Diocese of Orange Bishops: On taking human persons (and Holy Scripture) out of context

God wants the flourishing, not separation, of migrant and refugee families.

God wants the flourishing of families. God wants the flourishing, not separation, of migrant and refugee families. All too often families are torn apart by war, famine, poverty, gang violence, domestic violence, and, sadly, our nation’s immigration policies. As followers of Jesus, and Catholic leaders, we call upon the people of God and our nation’s leaders to love our neighbors, to tell the truth, and to journey together with respect for human dignity and the common good.

Recently, the Trump Administration began a zero tolerance policy regarding the prosecution of illegal entry into the United States. The result of this policy has been the separation of more than 2,000 children from their parents. This immoral policy galvanized the faithful and secular society alike to raise our common voices in solidarity against this practice. Today, the Trump Administration announced that it has amended its practice of family separation and will now house families together as they await their court hearings. The newly adopted policy of holding families together indefinitely is also problematic and objectionable given it does not address the families already separated and does not address the many inequities present within the current system, but we are heartened that these marginalized families will not be torn apart by the direct action of our government.

In defending the administration’s zero-tolerance policy, Attorney General Jeff Sessions used the Holy Scriptures (Romans 13) to justify separating parents from their children at the border. As the Diocese of Orange, we feel it is important to address the misuse of Scripture to promote injustice and demand support for an immoral action. No credible Scripture scholar, commentary, or theologian would ever support such an interpretation.

When reading Romans 13 one must reckon with its historical misuse in the U.S. to support slavery and in Nazi Germany to support Adolf Hitler, to cite just two sad examples. All kinds of scripture can and have been used by people to justify atrocities and to whitewash the tombs (Matthew 23:27). It is, of course, convenient for any government to find a Bible passage that purports to encourage unquestioned allegiance and obedience. In the wake of the ‘legal’ killing of Jesus by the Romans in collaboration with some of the religious authorities, Peter and the apostles declared clearly: “We must obey God rather than any human authority” (Acts 5:29). Cardinal Dolan of the Archdiocese of New York himself recently referred to this in a recent interview on the subject.

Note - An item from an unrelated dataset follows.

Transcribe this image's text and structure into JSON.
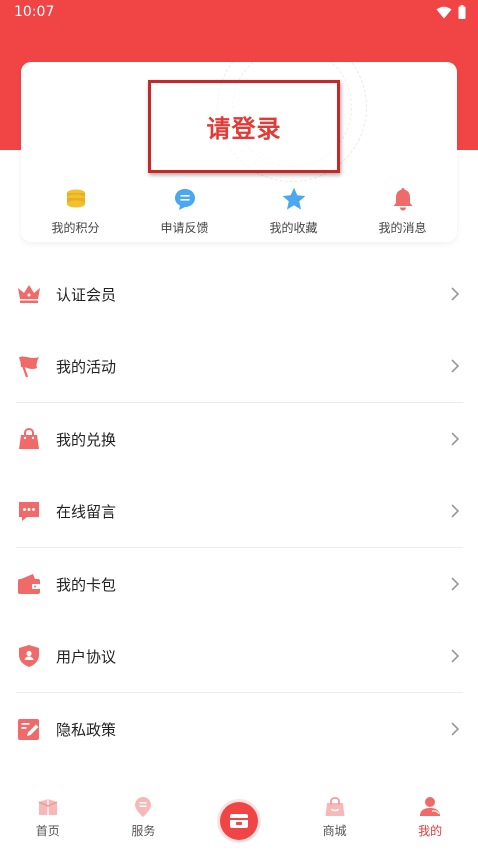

Romans 13 gives us an idea of the radically counter-cultural way that early Christians lived in the midst of the Roman Empire. Our way of life was so different, so revolutionary, that we needed to be reminded to pay taxes for the sake of the common good. We cannot understand the admonition to obedience in authority without the broader context of Romans 12 and 13. Take some time to read these two chapters together. They are beautiful. Read together they present the vision of The Way to which we are called:

  • We are called not to conform ourselves to this age, but be transformed by the renewal of our mind (the mind of Christ)
  • We are not to think of ourselves more highly than others
  • We are to remember that we are members together in the one Body of Christ
  • We have different gifts according to grace and we need one another
  • We are to love one another with mutual affection
  • We are to contribute to one another’s needs and exercise hospitality
  • We are to associate with the lowly
  • We do not repay anyone evil for evil
  • We love (materially: feed, give something to drink) our enemies
  • We do no evil to our neighbors, for “love is the fulfillment of the law”

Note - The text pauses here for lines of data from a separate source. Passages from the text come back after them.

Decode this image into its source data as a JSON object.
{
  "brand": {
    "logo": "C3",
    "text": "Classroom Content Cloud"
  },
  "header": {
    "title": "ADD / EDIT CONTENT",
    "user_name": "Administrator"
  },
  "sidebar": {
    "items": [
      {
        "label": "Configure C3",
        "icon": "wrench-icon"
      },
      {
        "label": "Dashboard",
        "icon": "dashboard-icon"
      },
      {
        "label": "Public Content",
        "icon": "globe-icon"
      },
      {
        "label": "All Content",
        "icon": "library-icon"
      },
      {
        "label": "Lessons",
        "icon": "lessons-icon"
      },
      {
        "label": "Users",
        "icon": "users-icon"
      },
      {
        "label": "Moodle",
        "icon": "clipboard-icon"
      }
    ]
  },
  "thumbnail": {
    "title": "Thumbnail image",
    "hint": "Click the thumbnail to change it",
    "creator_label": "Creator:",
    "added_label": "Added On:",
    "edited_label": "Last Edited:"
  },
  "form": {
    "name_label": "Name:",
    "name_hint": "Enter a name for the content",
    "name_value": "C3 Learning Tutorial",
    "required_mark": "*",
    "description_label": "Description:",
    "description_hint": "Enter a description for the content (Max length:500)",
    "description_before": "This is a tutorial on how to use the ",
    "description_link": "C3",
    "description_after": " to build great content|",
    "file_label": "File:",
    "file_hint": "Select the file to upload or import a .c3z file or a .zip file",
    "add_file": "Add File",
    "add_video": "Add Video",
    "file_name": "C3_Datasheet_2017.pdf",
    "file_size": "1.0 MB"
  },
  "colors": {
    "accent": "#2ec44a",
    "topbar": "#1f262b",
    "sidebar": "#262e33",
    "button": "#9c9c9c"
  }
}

Conformity to the coming Reign of God may require opposition to laws and practices which run counter to God’s ways (St. Augustine famously wrote that “an unjust law is no law at all”). Obedience and justice are demanded also of those who are in positions of authority. We live this way because the time of salvation is near and the day of the Lord is at hand. To live this way is to anticipate the kingdom of God that is coming into the world.

We catch glimpses of this kingdom all around us, at a parish festival, a community celebration, and families at table together. A pair of recent articles caught our eye specific to the positive impact immigrants have in our communities. One described how small towns across the country which have seen a resurgence and rejuvenation due to Mexican immigrants are now seeing declines again as detentions, deportations, and fear have increased. Another reported on a town in Tennessee where a large immigration work raid took place and recounted how the community came to their defense, recognizing the humanity and the membership they all share for the common good.

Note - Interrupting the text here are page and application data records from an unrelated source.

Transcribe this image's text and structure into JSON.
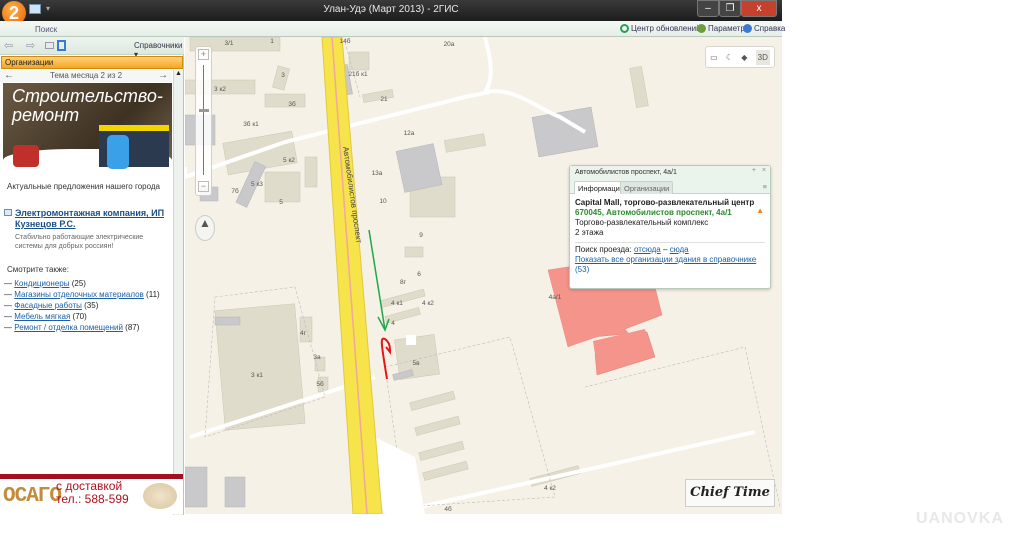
{
  "window": {
    "title": "Улан-Удэ (Март 2013) - 2ГИС",
    "logo": "2",
    "minimize": "–",
    "restore": "❐",
    "close": "x"
  },
  "ribbon": {
    "search_tab": "Поиск",
    "updates": "Центр обновлений",
    "settings": "Параметры",
    "help": "Справка"
  },
  "left": {
    "directories": "Справочники",
    "section": "Организации",
    "theme": "Тема месяца 2 из 2",
    "ad_title_1": "Строительство-",
    "ad_title_2": "ремонт",
    "offers": "Актуальные предложения нашего города",
    "company": {
      "name": "Электромонтажная компания, ИП Кузнецов Р.С.",
      "desc": "Стабильно работающие электрические системы для добрых россиян!"
    },
    "see_also": "Смотрите также:",
    "links": [
      {
        "label": "Кондиционеры",
        "count": "(25)"
      },
      {
        "label": "Магазины отделочных материалов",
        "count": "(11)"
      },
      {
        "label": "Фасадные работы",
        "count": "(35)"
      },
      {
        "label": "Мебель мягкая",
        "count": "(70)"
      },
      {
        "label": "Ремонт / отделка помещений",
        "count": "(87)"
      }
    ],
    "bottom_ad": {
      "osago": "ОСАГО",
      "line1": "с доставкой",
      "line2": "тел.: 588-599"
    }
  },
  "map": {
    "street": "Автомобилистов проспект",
    "tools_3d": "3D",
    "watermark": "Chief Time",
    "labels": [
      "3/1",
      "1",
      "14б",
      "20а",
      "21б к1",
      "3",
      "3 к2",
      "3б",
      "3б к1",
      "21",
      "12а",
      "5 к2",
      "5 к3",
      "7б",
      "5",
      "13а",
      "10",
      "9",
      "6",
      "8г",
      "4 к1",
      "4 к2",
      "4г",
      "4",
      "3а",
      "3 к1",
      "5б",
      "5в",
      "4а/1",
      "4 к2",
      "4б"
    ]
  },
  "popup": {
    "header": "Автомобилистов проспект, 4а/1",
    "tab_info": "Информация",
    "tab_orgs": "Организации",
    "name": "Capital Mall, торгово-развлекательный центр",
    "address": "670045, Автомобилистов проспект, 4а/1",
    "type": "Торгово-развлекательный комплекс",
    "floors": "2 этажа",
    "route_label": "Поиск проезда:",
    "route_from": "отсюда",
    "route_dash": "–",
    "route_to": "сюда",
    "show_all": "Показать все организации здания в справочнике",
    "show_all_count": "(53)"
  },
  "watermark": "UANOVKA",
  "colors": {
    "accent": "#f5a623",
    "highlight_building": "#f4948a",
    "road": "#f7e34a"
  }
}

Orange County is the dynamic, diverse, and wonderful place it is to live today because of the many refugees and immigrants that have made their home here over many years. The vibrant life of our county is a living testimony to this. At our best, we refuse the blame-game and figure out how we can work together for the common good, the dignity of the human person, and the flourishing of all of our families.

We invite you us in prayer, together with Archbishop Gomez, Sunday, June 24, for a Regional Mass for All Immigrants at the Cathedral of Our Lady of the Angels at 4 p.m. This is a wonderful opportunity for us to pray together in solidarity with our immigrant brothers and sisters together and call on our society to find a better path forward, rooted in the divine Mercy of Christ.

 

The Most Rev. Kevin W. Vann, Bishop of Orange

The Most Rev. Timothy Freyer, Auxiliary Bishop of Orange

The Most Rev. Thanh Thai Nguyen, Auxiliary Bishop of Orange